* WHAT TO PRODUCE *
Reproduce, without alteration, every line of the data; exclude the images.

* SUPPLIED MATERIAL *
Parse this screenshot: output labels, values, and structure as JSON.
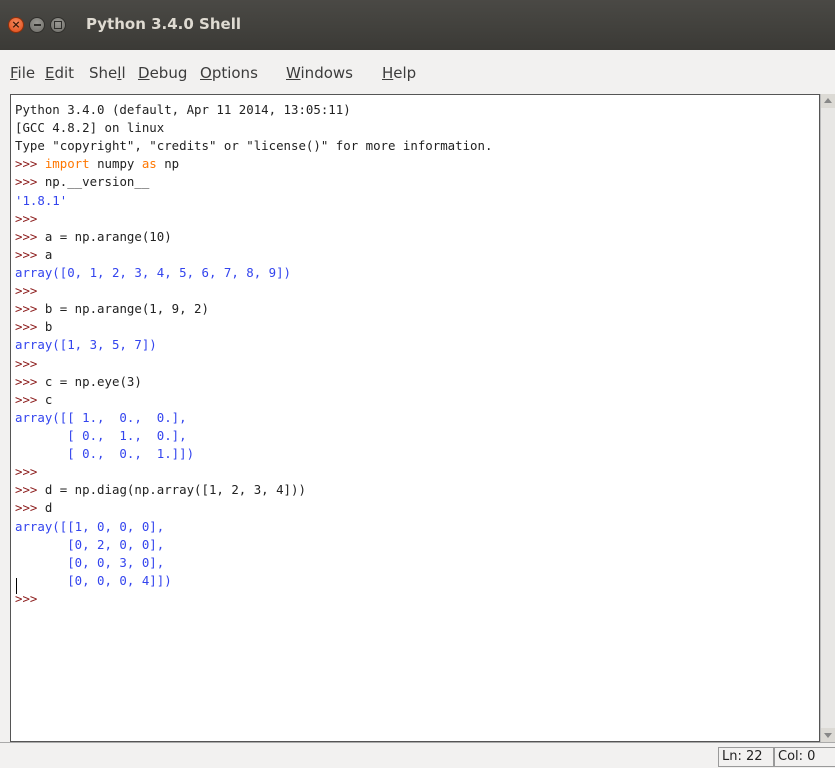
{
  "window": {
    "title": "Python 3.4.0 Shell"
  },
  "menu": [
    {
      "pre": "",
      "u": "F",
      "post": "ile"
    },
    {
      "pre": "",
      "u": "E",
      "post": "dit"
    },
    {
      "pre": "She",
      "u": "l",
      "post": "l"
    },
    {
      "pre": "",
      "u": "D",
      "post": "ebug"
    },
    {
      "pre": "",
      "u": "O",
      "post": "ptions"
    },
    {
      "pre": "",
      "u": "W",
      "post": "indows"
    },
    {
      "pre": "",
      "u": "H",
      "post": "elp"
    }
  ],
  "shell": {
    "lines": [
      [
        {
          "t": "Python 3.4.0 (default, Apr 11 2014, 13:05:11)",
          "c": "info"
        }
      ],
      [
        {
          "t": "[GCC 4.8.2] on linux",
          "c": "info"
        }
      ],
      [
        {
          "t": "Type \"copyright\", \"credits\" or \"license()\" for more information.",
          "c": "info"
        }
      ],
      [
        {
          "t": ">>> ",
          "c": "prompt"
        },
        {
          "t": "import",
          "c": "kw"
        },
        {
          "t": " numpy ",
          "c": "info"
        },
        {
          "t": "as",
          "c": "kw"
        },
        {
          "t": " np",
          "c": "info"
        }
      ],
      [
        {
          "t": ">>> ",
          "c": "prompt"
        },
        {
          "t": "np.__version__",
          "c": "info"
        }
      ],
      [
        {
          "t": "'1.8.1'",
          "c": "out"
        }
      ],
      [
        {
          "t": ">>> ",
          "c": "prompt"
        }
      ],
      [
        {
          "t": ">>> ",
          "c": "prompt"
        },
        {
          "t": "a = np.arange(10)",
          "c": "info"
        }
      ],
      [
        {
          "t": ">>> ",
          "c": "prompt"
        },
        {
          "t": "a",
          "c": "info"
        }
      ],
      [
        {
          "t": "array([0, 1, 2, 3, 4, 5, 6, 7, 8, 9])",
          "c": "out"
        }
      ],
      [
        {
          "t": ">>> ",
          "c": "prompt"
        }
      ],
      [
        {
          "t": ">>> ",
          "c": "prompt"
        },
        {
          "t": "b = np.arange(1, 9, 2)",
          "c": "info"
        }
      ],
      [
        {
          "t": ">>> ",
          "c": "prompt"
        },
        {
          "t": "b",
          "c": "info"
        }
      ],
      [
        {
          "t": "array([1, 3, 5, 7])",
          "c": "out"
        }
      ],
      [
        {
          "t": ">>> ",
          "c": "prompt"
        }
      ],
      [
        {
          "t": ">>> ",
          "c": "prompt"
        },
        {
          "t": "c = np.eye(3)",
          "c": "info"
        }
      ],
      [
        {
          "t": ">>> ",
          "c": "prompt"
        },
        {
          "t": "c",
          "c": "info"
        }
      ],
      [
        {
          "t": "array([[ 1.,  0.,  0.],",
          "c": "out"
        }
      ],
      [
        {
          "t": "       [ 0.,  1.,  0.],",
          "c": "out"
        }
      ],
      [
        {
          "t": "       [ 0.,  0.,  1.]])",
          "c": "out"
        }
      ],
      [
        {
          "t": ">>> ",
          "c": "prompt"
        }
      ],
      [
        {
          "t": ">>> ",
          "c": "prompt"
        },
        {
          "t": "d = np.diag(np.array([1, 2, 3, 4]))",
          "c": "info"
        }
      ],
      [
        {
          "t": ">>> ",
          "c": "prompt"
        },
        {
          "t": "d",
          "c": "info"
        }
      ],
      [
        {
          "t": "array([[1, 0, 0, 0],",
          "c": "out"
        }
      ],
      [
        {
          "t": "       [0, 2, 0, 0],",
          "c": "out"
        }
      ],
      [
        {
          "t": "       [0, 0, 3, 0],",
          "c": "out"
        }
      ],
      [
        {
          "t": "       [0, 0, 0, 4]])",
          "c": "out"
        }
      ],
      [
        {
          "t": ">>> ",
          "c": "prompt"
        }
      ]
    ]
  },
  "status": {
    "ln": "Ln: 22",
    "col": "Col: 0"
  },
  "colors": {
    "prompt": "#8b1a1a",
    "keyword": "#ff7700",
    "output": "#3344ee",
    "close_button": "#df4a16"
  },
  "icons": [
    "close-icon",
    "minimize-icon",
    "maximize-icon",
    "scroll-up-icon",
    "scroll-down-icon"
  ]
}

* OUTPUT OF THE EXERCISE *
Parse this screenshot: output labels, values, and structure as JSON.
{
  "window": {
    "title": "Python 3.4.0 Shell"
  },
  "menu": [
    {
      "pre": "",
      "u": "F",
      "post": "ile"
    },
    {
      "pre": "",
      "u": "E",
      "post": "dit"
    },
    {
      "pre": "She",
      "u": "l",
      "post": "l"
    },
    {
      "pre": "",
      "u": "D",
      "post": "ebug"
    },
    {
      "pre": "",
      "u": "O",
      "post": "ptions"
    },
    {
      "pre": "",
      "u": "W",
      "post": "indows"
    },
    {
      "pre": "",
      "u": "H",
      "post": "elp"
    }
  ],
  "shell": {
    "lines": [
      [
        {
          "t": "Python 3.4.0 (default, Apr 11 2014, 13:05:11)",
          "c": "info"
        }
      ],
      [
        {
          "t": "[GCC 4.8.2] on linux",
          "c": "info"
        }
      ],
      [
        {
          "t": "Type \"copyright\", \"credits\" or \"license()\" for more information.",
          "c": "info"
        }
      ],
      [
        {
          "t": ">>> ",
          "c": "prompt"
        },
        {
          "t": "import",
          "c": "kw"
        },
        {
          "t": " numpy ",
          "c": "info"
        },
        {
          "t": "as",
          "c": "kw"
        },
        {
          "t": " np",
          "c": "info"
        }
      ],
      [
        {
          "t": ">>> ",
          "c": "prompt"
        },
        {
          "t": "np.__version__",
          "c": "info"
        }
      ],
      [
        {
          "t": "'1.8.1'",
          "c": "out"
        }
      ],
      [
        {
          "t": ">>> ",
          "c": "prompt"
        }
      ],
      [
        {
          "t": ">>> ",
          "c": "prompt"
        },
        {
          "t": "a = np.arange(10)",
          "c": "info"
        }
      ],
      [
        {
          "t": ">>> ",
          "c": "prompt"
        },
        {
          "t": "a",
          "c": "info"
        }
      ],
      [
        {
          "t": "array([0, 1, 2, 3, 4, 5, 6, 7, 8, 9])",
          "c": "out"
        }
      ],
      [
        {
          "t": ">>> ",
          "c": "prompt"
        }
      ],
      [
        {
          "t": ">>> ",
          "c": "prompt"
        },
        {
          "t": "b = np.arange(1, 9, 2)",
          "c": "info"
        }
      ],
      [
        {
          "t": ">>> ",
          "c": "prompt"
        },
        {
          "t": "b",
          "c": "info"
        }
      ],
      [
        {
          "t": "array([1, 3, 5, 7])",
          "c": "out"
        }
      ],
      [
        {
          "t": ">>> ",
          "c": "prompt"
        }
      ],
      [
        {
          "t": ">>> ",
          "c": "prompt"
        },
        {
          "t": "c = np.eye(3)",
          "c": "info"
        }
      ],
      [
        {
          "t": ">>> ",
          "c": "prompt"
        },
        {
          "t": "c",
          "c": "info"
        }
      ],
      [
        {
          "t": "array([[ 1.,  0.,  0.],",
          "c": "out"
        }
      ],
      [
        {
          "t": "       [ 0.,  1.,  0.],",
          "c": "out"
        }
      ],
      [
        {
          "t": "       [ 0.,  0.,  1.]])",
          "c": "out"
        }
      ],
      [
        {
          "t": ">>> ",
          "c": "prompt"
        }
      ],
      [
        {
          "t": ">>> ",
          "c": "prompt"
        },
        {
          "t": "d = np.diag(np.array([1, 2, 3, 4]))",
          "c": "info"
        }
      ],
      [
        {
          "t": ">>> ",
          "c": "prompt"
        },
        {
          "t": "d",
          "c": "info"
        }
      ],
      [
        {
          "t": "array([[1, 0, 0, 0],",
          "c": "out"
        }
      ],
      [
        {
          "t": "       [0, 2, 0, 0],",
          "c": "out"
        }
      ],
      [
        {
          "t": "       [0, 0, 3, 0],",
          "c": "out"
        }
      ],
      [
        {
          "t": "       [0, 0, 0, 4]])",
          "c": "out"
        }
      ],
      [
        {
          "t": ">>> ",
          "c": "prompt"
        }
      ]
    ]
  },
  "status": {
    "ln": "Ln: 22",
    "col": "Col: 0"
  },
  "colors": {
    "prompt": "#8b1a1a",
    "keyword": "#ff7700",
    "output": "#3344ee",
    "close_button": "#df4a16"
  },
  "icons": [
    "close-icon",
    "minimize-icon",
    "maximize-icon",
    "scroll-up-icon",
    "scroll-down-icon"
  ]
}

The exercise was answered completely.